What is expected: Go through the lines below and copy any that hold the string "color".

Records to process:
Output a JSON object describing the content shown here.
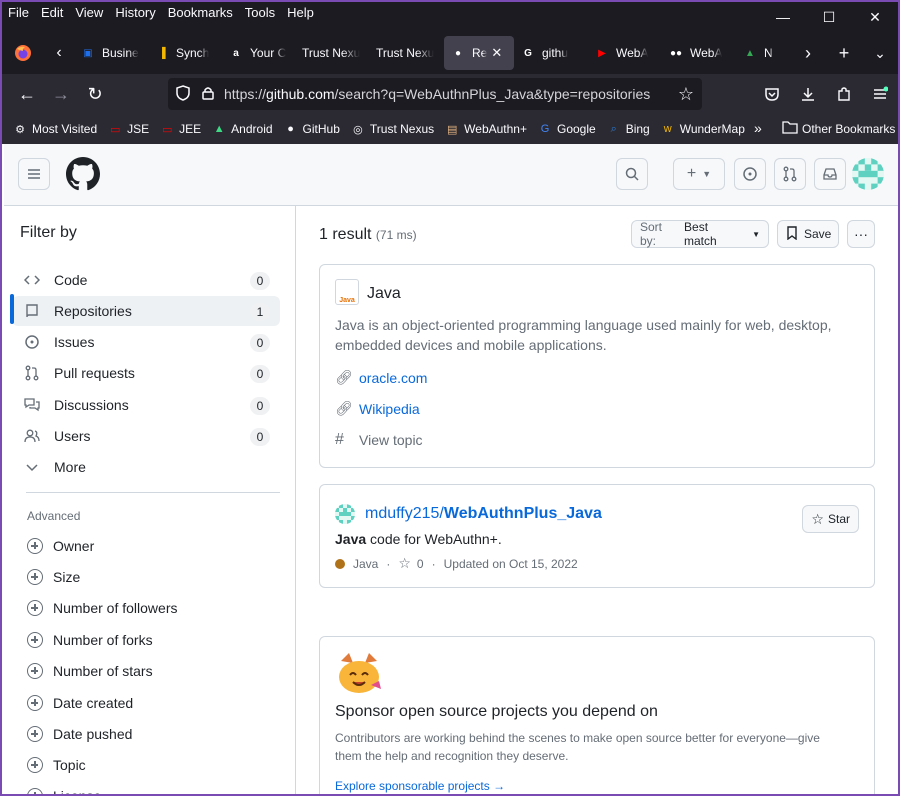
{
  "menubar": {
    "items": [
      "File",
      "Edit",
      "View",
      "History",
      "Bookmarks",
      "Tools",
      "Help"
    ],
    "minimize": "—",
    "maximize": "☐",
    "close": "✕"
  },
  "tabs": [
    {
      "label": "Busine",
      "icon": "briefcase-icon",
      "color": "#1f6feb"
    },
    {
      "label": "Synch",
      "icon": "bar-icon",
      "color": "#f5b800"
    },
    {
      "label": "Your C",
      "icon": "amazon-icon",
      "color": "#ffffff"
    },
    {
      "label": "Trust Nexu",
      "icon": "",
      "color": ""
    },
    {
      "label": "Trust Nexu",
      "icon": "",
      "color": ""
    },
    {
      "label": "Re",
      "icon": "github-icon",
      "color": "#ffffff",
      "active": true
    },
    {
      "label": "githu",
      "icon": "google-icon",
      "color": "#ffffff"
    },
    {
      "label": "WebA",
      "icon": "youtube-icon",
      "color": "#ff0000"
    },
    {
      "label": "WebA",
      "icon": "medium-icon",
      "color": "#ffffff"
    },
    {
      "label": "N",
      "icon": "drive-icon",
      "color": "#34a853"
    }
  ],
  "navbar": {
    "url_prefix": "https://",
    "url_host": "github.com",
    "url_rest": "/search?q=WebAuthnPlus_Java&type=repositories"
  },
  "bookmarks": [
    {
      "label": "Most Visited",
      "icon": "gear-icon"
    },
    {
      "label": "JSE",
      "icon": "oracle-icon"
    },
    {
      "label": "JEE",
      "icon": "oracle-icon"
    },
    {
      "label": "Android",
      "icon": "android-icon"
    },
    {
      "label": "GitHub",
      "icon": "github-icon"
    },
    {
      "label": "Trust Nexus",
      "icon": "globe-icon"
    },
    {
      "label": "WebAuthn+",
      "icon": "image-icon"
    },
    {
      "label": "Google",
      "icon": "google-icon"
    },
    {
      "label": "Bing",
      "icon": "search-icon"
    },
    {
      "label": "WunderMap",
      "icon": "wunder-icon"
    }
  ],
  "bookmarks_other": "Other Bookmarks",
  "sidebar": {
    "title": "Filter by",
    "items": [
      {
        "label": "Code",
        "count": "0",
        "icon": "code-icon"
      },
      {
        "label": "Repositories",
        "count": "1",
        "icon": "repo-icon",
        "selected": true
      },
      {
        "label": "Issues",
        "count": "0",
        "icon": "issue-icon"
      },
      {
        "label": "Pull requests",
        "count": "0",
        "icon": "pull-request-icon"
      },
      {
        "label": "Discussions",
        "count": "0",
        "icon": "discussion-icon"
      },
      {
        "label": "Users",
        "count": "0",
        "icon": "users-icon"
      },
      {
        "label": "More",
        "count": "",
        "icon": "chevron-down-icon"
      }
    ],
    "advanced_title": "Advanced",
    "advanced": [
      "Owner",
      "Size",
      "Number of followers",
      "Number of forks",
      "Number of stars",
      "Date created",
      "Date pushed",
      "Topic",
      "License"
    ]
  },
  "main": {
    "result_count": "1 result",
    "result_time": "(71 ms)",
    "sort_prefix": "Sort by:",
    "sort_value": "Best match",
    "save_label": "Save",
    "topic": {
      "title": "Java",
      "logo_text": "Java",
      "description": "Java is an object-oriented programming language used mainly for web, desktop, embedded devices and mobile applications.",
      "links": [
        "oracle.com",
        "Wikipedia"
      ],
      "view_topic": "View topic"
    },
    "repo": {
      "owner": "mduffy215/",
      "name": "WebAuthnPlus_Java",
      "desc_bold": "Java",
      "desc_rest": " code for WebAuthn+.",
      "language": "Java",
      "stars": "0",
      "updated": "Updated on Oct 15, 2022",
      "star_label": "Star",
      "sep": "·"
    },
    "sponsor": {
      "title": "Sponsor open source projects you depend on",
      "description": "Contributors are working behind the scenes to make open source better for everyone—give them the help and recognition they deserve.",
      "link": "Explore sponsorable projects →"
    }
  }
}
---
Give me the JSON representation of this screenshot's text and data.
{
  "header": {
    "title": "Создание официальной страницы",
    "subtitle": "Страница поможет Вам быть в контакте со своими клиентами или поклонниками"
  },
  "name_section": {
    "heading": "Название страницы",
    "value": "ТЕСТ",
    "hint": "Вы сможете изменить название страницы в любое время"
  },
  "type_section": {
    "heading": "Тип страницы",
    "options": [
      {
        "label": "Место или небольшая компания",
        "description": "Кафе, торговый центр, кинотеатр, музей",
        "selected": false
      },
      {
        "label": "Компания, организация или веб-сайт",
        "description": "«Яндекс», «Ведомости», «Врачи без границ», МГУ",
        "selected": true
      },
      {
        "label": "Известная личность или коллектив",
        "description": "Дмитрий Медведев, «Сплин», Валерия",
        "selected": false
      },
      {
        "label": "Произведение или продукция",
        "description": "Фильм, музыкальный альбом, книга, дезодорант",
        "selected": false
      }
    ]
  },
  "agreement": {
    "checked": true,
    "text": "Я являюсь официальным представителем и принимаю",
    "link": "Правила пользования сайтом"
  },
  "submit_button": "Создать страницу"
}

Result for this task:
      "color": "#1f6feb"
      "color": "#f5b800"
      "color": "#ffffff"
      "color": ""
      "color": ""
      "color": "#ffffff",
      "color": "#ffffff"
      "color": "#ff0000"
      "color": "#ffffff"
      "color": "#34a853"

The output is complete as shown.